Show simple item record

dc.contributor.advisorNewman, Peter
dc.contributor.authorLawhon, James B.
dc.contributor.committeememberVagias, Wade
dc.contributor.committeememberPayne, Sarah
dc.contributor.committeememberBruyere, Brett
dc.date.accessioned2007-01-03T06:11:28Z
dc.date.available2007-01-03T06:11:28Z
dc.date.issued2013
dc.description2013 Fall.
dc.descriptionIncludes bibliographical references.
dc.description.abstractResource degradation resulting from visitor behavior continues to be a significant concern for land managers, and effective educational messages such as those promoted through Leave No Trace, which target depreciative behaviors, are imperative. This thesis examined psychological and knowledge variables that were hypothesized to influence Leave No Trace behavioral intent of visitors to national and state parks. While knowledge, attitudes, beliefs and behaviors of outdoor enthusiasts in the context of Leave No Trace have been studied in backcountry visitors, research pertaining to frontcountry visitors is limited. Chapter 1 examined specific factors that influence Leave No Trace behavioral intent in visitors to Rocky Mountain National Park. Data were obtained from an on-site survey administered to individuals (N = 390, response rate 74%) in the Bear Lake corridor of the park. Results of a regression analysis revealed that perceived effectiveness of Leave No Trace practices is a significant predictor of future behavioral intent (B > .21, p < .001, in all cases). Frontcountry visitors like those at Bear Lake are more likely to practice Leave No Trace if they perceive the practices to be effective at reducing impacts. Chapter 2 examined variables that were hypothesized to influence Leave No Trace behavioral intent in state park visitors. Data were obtained from an on-site survey administered to individuals (N = 346, response rate 93%) in three Wyoming state parks and historic sites. Results suggest that both attitudes and the perceived effectiveness of Leave No Trace practices are meaningful predictors of behavioral intent in state park visitors, and that messaging targeting these variables can be effective at influencing behavioral intent. Both chapters in this thesis provide specific managerial implications that could strengthen Leave No Trace educational efforts in frontcountry locations by targeting specific attitudes and perceptions about recommended Leave No Trace practices in order to influence behavioral intentions. Furthermore, the results indicate that visitors to national parks and state parks could generally benefit from a more uniform approach to Leave No Trace education, which is likely to enhance overall adoption of Leave No Trace by land managers across the agency spectrum.
dc.format.mediumborn digital
dc.format.mediummasters theses
dc.identifierLawhon_colostate_0053N_12068.pdf
dc.identifierETDF2013500390HDNR
dc.identifier.urihttp://hdl.handle.net/10217/81034
dc.languageEnglish
dc.publisherColorado State University. Libraries
dc.relation.ispartof2000-2019 - CSU Theses and Dissertations
dc.rightsCopyright of the original work is retained by the author.
dc.subjectLeave No Trace
dc.subjectimpact
dc.subjectoutdoor ethics
dc.subjectenvironmental education
dc.subjectfrontcountry
dc.titleInfluencing Leave No Trace behavioral intentions in frontcountry visitors to national and state parks
dc.typeText
dcterms.rights.dplaThe copyright and related rights status of this Item has not been evaluated (https://rightsstatements.org/vocab/CNE/1.0/). Please refer to the organization that has made the Item available for more information.
thesis.degree.disciplineHuman Dimensions of Natural Resources
thesis.degree.grantorColorado State University
thesis.degree.levelMasters
thesis.degree.nameMaster of Science (M.S.)

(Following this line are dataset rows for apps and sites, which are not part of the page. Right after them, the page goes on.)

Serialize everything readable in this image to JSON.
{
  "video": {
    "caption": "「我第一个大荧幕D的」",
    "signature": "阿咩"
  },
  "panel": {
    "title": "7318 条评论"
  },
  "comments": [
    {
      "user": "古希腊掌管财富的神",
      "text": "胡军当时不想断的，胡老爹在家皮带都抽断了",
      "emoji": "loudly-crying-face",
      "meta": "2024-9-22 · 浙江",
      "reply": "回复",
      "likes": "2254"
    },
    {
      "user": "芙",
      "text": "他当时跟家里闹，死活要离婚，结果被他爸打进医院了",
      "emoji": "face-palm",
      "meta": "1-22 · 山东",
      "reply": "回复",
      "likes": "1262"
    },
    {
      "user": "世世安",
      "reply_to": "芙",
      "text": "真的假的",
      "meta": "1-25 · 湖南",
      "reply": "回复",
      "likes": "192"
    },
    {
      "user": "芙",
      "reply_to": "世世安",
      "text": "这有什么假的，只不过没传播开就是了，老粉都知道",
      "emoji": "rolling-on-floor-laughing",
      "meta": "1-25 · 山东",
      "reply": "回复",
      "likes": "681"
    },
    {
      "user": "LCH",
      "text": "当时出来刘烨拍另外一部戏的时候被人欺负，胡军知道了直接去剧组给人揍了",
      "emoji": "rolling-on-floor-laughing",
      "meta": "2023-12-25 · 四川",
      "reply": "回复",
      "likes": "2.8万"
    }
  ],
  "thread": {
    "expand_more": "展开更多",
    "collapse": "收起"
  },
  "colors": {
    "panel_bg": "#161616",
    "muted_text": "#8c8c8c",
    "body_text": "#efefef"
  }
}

Files in this item

Thumbnail

This item appears in the following Collection(s)

Show simple item record